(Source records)
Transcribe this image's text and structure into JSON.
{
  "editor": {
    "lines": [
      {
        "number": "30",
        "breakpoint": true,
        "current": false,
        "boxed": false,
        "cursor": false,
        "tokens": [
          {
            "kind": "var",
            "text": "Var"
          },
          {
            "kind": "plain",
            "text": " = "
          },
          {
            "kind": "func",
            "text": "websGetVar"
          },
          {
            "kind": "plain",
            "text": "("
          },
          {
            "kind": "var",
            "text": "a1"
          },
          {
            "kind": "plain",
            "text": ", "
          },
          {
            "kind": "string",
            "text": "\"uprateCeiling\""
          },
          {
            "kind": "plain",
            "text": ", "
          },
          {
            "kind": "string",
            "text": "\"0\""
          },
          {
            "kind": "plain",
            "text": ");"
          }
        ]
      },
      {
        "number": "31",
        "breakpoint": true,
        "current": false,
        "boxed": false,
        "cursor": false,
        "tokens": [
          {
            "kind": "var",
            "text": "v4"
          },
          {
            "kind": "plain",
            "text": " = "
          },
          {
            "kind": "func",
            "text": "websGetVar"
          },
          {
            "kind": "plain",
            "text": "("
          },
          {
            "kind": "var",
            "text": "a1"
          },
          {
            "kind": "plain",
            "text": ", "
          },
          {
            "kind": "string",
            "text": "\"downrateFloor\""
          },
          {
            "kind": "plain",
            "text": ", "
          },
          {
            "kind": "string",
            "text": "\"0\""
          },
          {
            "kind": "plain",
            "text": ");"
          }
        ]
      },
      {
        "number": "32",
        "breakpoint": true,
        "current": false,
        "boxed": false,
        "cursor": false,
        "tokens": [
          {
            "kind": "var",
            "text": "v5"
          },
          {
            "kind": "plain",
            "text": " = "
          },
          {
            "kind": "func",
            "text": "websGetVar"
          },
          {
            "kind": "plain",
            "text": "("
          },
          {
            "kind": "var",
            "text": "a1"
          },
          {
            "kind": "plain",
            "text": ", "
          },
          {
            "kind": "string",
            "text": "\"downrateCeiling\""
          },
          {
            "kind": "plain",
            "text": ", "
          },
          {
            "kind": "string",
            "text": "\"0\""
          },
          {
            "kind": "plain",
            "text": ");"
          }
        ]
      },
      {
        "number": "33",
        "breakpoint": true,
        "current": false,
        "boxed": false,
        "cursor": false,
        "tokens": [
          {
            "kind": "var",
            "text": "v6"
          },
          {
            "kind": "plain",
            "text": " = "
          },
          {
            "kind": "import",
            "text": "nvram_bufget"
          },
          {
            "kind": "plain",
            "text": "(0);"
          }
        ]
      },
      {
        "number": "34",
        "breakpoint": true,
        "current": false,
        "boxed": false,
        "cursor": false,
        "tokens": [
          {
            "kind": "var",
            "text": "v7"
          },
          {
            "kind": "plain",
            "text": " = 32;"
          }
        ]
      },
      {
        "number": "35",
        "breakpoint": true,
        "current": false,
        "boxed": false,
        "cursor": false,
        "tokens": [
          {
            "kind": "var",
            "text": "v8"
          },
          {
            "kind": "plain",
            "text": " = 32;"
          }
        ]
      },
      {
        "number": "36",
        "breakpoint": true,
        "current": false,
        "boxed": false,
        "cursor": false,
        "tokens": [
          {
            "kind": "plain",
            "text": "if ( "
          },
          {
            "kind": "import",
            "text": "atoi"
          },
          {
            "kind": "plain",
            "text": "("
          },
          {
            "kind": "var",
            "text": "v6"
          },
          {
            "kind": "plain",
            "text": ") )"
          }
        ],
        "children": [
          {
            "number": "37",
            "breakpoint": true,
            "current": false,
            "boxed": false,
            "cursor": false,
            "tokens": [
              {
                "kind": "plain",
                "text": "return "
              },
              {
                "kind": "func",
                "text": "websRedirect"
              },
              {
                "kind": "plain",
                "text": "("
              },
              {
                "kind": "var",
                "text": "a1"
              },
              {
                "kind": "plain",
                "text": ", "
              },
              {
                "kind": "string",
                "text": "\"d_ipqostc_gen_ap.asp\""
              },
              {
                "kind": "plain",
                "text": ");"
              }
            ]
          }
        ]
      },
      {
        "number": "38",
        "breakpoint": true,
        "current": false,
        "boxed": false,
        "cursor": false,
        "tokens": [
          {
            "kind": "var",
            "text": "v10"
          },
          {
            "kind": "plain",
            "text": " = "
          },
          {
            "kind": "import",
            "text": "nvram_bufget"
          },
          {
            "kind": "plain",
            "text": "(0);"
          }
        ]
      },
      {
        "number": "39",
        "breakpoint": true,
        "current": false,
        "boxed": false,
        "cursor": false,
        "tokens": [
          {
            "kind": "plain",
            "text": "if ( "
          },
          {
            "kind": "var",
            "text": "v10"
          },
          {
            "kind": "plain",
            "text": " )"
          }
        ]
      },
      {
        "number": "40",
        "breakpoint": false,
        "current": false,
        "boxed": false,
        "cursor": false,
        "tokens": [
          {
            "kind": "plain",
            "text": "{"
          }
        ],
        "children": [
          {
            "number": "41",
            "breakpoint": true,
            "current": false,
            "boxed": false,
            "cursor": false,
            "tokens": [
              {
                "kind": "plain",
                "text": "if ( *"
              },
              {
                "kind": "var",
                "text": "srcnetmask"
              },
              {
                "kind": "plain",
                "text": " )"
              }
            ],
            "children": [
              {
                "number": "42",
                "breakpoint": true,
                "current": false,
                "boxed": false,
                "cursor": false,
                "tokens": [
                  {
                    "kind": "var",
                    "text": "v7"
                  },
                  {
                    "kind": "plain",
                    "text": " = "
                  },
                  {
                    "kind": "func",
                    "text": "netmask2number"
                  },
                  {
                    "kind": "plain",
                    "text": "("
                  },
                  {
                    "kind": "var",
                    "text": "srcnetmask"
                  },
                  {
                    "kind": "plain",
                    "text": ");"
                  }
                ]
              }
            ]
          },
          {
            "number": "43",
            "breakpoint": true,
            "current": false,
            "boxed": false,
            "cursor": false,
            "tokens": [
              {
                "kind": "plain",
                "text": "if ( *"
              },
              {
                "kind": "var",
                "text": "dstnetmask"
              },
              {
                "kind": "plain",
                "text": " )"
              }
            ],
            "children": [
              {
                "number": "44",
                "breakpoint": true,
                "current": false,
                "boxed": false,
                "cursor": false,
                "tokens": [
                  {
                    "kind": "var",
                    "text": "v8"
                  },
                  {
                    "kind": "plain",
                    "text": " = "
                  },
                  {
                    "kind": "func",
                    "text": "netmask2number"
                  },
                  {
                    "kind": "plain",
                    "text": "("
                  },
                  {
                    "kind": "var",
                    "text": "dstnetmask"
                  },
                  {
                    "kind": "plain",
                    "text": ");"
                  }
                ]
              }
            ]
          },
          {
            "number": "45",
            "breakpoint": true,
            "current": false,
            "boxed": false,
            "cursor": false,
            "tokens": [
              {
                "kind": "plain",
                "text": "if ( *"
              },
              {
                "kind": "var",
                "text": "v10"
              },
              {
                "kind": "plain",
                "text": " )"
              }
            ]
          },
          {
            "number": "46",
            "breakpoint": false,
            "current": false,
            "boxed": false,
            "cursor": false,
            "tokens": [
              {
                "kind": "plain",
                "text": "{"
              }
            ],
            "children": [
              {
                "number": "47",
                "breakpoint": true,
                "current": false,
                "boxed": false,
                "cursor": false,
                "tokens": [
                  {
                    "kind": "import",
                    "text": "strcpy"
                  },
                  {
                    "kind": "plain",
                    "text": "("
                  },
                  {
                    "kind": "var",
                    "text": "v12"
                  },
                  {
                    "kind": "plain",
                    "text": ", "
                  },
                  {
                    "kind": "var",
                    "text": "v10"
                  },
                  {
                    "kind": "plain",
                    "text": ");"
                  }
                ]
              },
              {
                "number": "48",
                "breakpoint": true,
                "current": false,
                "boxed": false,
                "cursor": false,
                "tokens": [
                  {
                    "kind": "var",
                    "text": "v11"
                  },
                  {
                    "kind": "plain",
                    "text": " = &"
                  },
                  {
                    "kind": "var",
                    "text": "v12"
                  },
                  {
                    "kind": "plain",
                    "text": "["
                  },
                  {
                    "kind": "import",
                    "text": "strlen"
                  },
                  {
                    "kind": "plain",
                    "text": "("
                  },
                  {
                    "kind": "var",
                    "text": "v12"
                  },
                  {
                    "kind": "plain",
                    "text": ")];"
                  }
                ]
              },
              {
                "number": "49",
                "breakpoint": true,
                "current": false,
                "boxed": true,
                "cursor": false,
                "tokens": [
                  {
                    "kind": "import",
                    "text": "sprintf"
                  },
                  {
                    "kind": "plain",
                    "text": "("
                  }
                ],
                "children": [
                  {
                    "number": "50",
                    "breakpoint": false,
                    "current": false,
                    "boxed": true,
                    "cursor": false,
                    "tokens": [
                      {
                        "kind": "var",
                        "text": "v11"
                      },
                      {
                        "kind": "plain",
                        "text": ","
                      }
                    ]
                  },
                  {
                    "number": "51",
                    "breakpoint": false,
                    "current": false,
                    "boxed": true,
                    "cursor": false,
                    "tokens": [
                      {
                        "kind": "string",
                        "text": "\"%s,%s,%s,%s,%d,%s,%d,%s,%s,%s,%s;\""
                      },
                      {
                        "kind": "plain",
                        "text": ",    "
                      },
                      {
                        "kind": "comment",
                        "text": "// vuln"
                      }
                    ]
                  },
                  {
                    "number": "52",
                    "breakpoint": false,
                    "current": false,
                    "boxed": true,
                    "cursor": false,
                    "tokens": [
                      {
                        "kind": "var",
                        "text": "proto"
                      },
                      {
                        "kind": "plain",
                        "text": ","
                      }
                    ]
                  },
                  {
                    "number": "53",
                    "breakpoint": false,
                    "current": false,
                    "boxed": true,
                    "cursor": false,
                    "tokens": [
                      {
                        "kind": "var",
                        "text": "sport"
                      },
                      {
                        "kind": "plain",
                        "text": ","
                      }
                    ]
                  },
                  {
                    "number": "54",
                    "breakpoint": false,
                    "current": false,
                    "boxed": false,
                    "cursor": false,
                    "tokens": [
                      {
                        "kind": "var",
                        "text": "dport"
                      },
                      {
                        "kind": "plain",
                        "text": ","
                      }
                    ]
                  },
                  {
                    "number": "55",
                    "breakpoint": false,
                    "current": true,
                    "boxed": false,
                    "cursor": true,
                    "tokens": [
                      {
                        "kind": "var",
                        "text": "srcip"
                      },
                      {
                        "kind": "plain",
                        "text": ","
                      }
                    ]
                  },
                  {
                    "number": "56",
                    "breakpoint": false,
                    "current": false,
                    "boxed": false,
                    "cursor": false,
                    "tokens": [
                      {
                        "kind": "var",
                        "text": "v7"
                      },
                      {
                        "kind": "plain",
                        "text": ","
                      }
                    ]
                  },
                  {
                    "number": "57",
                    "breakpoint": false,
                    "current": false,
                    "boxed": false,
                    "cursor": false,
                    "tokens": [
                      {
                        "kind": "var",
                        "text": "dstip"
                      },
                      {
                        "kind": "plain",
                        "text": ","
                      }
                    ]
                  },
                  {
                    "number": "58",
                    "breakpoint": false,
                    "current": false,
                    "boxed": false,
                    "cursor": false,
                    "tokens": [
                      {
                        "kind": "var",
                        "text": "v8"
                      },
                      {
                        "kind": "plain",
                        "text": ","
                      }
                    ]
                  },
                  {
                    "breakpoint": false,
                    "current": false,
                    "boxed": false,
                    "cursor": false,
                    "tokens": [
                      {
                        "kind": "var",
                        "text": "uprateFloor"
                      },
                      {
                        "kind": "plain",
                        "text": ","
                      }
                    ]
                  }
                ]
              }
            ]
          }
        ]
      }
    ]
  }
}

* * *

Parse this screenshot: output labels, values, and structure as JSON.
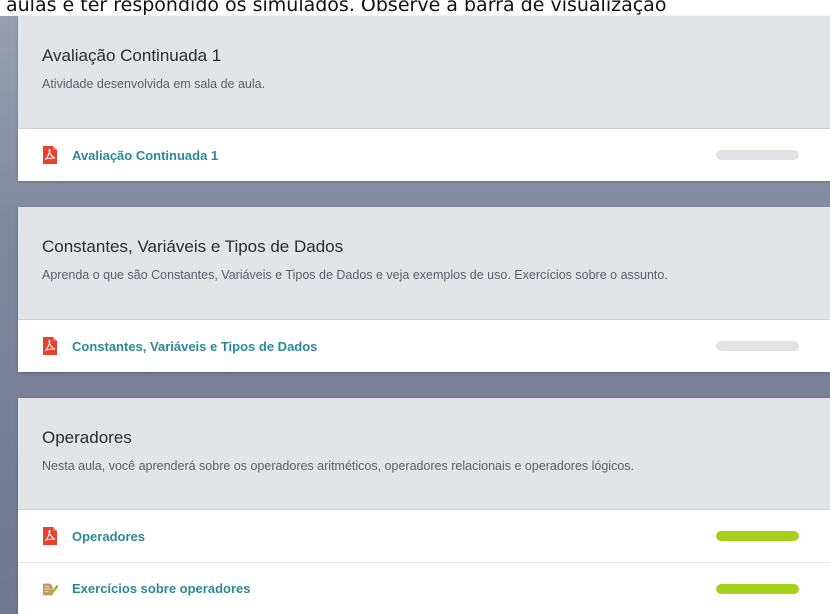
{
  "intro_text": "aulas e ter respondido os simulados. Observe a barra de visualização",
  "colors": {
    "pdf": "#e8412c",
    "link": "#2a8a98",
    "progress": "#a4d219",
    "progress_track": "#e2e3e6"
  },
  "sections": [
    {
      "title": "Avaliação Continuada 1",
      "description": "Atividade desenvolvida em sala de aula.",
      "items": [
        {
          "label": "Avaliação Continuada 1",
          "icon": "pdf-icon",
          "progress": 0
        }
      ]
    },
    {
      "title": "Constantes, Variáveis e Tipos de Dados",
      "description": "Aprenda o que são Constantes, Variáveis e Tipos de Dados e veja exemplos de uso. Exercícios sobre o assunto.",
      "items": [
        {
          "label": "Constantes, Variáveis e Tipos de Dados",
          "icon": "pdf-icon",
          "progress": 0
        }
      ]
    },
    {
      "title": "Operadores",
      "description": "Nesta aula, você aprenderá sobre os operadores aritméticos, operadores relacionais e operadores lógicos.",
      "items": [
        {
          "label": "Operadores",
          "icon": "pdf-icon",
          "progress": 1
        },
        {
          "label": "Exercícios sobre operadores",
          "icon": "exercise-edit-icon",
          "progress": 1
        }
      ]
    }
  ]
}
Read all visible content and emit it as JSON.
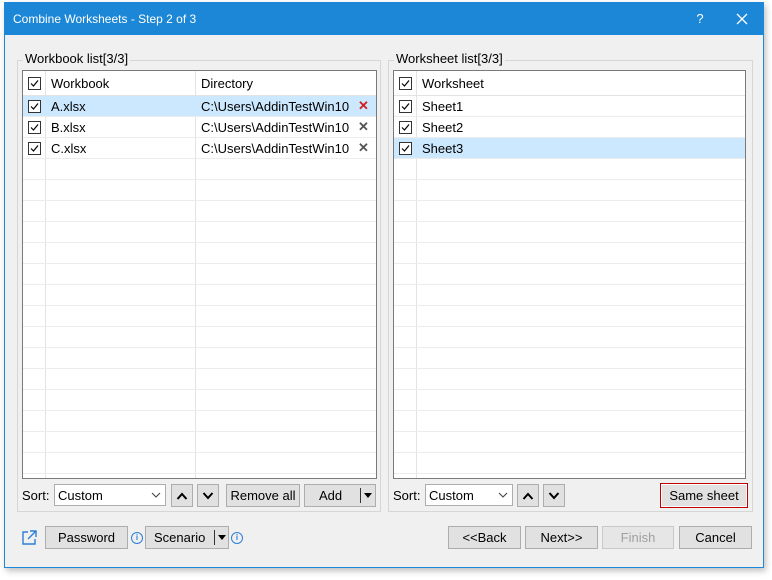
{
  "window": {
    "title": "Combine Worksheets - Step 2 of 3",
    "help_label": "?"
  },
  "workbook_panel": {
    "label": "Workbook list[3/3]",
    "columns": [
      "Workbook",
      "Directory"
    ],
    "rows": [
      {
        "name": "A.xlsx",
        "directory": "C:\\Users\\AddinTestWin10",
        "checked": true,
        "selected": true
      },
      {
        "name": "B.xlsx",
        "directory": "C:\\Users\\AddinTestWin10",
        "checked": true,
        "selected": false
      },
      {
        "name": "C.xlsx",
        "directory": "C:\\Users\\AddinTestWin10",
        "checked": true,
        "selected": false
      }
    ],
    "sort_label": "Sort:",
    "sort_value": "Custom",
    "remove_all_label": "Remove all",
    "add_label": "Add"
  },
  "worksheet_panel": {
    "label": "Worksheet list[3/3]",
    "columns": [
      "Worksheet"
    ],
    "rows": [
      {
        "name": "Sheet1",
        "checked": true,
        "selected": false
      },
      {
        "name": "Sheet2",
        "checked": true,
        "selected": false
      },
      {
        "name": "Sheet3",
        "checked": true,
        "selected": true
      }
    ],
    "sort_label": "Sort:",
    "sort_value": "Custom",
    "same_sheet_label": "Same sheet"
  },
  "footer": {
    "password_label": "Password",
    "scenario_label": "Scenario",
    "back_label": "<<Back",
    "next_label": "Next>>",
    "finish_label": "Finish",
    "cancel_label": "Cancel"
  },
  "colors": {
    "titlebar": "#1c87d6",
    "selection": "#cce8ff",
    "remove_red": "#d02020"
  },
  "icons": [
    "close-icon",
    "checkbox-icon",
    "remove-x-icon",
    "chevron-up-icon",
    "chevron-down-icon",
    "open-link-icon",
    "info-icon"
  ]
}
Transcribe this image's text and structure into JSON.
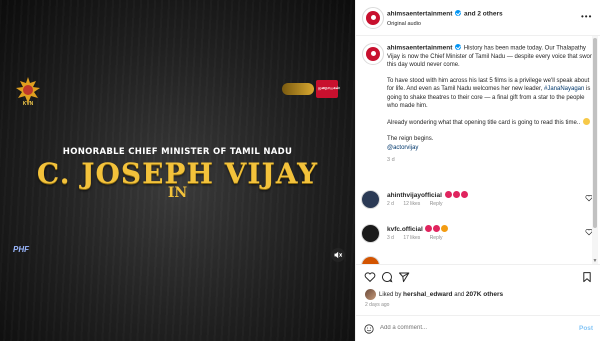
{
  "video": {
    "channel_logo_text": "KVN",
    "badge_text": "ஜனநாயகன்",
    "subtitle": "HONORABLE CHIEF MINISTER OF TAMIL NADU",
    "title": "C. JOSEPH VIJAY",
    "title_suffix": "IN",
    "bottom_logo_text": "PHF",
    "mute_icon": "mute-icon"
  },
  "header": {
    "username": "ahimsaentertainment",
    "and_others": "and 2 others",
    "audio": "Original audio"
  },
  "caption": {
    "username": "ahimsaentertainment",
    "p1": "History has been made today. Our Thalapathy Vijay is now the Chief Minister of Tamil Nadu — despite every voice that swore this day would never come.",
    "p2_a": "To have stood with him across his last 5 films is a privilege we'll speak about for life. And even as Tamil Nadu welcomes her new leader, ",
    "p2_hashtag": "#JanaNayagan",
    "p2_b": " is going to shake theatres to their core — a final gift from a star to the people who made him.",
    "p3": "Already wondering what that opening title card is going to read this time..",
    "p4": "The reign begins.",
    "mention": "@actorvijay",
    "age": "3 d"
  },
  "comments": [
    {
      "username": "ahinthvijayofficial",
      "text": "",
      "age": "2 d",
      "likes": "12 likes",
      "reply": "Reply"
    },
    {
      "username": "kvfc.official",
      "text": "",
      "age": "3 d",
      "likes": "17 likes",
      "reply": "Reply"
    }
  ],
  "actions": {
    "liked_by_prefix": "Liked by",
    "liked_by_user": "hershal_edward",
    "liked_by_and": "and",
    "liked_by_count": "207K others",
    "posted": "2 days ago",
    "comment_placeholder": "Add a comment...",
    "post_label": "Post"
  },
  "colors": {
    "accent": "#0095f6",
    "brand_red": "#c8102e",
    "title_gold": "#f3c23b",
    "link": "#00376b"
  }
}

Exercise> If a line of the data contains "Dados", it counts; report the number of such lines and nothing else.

Answer space> 3